WHAT YOU NEED TO DO: State how many lines of the entries hold the string "interval". Reply with the number alone.

*** RECORDS FOR THIS TASK ***

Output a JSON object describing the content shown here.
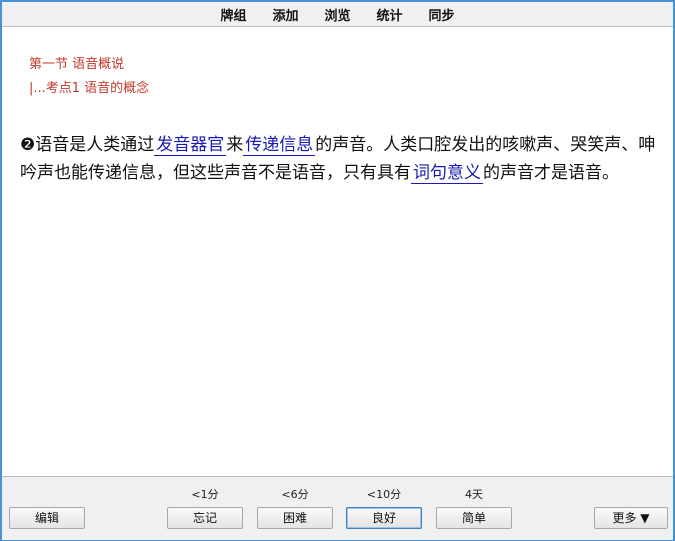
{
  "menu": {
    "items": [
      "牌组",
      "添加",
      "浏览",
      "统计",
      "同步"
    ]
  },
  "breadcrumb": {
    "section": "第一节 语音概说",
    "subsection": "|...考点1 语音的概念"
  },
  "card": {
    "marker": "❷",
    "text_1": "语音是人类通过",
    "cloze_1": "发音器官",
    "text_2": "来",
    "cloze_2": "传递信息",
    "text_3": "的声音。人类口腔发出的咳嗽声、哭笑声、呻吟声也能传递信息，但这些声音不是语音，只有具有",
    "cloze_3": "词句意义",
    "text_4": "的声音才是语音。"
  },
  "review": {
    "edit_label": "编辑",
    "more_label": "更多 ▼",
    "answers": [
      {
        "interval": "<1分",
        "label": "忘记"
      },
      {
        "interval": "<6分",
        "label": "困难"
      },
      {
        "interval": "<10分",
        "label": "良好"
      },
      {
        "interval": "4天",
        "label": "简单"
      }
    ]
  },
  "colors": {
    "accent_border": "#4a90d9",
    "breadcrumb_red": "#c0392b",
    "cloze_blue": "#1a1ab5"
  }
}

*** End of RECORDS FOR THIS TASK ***
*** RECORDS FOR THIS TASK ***

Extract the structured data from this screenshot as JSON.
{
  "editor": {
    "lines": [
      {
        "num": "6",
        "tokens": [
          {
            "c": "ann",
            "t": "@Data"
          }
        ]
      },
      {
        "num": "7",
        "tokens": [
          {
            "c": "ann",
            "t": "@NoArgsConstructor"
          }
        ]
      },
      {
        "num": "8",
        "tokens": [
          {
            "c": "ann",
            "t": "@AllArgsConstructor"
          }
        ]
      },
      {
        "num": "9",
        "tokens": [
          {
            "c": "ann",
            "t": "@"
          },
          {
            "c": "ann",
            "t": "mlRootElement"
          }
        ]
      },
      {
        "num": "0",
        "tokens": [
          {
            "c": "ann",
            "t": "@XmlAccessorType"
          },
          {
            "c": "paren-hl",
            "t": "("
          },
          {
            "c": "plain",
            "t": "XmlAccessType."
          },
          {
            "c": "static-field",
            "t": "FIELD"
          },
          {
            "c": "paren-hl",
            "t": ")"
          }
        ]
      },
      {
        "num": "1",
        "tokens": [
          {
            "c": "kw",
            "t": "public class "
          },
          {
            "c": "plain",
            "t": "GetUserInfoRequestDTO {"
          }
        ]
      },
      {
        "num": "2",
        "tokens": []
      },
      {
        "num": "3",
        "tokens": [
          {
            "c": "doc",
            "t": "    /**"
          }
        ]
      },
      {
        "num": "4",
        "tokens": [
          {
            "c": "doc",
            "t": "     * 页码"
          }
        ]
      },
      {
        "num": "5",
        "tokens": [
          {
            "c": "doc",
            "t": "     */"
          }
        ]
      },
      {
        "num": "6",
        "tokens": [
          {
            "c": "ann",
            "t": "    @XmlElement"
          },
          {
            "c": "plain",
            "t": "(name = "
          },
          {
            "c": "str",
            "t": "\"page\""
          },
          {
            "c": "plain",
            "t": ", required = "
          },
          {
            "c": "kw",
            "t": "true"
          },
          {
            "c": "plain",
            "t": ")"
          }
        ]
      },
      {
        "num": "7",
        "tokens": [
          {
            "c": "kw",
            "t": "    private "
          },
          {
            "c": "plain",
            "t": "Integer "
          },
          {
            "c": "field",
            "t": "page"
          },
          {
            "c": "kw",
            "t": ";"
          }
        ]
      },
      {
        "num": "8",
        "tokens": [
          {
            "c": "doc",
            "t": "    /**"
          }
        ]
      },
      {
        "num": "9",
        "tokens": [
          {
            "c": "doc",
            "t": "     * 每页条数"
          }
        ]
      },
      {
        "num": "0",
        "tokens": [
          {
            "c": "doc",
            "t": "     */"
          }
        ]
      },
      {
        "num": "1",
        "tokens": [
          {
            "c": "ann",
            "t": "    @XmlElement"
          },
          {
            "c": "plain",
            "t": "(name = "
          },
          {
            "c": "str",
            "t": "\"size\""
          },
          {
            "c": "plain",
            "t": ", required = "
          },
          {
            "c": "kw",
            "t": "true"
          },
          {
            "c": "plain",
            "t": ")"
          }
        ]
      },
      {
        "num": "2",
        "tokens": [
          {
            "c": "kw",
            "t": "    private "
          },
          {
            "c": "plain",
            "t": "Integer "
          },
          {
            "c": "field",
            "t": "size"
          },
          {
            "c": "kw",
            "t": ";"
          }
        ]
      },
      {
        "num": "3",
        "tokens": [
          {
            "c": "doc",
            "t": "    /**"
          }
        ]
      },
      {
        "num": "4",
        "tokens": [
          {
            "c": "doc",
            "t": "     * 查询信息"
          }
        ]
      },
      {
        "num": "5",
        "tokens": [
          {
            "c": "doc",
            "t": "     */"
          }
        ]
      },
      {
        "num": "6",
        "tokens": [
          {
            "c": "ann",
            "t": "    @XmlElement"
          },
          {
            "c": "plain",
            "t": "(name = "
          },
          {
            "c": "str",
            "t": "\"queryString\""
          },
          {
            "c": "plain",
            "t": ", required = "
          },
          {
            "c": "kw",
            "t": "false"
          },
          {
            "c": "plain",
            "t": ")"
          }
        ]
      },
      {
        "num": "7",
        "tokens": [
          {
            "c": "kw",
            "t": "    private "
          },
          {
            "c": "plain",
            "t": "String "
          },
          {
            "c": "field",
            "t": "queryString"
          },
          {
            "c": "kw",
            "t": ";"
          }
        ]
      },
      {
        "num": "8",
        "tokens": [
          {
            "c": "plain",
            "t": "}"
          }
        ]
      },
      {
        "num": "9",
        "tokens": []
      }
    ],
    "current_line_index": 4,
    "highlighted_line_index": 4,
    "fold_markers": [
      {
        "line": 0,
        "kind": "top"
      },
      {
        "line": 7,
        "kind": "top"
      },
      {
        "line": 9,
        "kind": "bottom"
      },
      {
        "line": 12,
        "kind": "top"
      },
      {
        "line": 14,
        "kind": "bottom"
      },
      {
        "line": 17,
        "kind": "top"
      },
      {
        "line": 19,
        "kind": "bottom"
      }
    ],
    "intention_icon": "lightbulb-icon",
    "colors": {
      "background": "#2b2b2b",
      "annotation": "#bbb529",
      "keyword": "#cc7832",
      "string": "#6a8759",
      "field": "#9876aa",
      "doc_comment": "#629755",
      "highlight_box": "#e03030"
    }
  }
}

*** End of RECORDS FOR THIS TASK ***

RESPONSE TO THE TASK: 4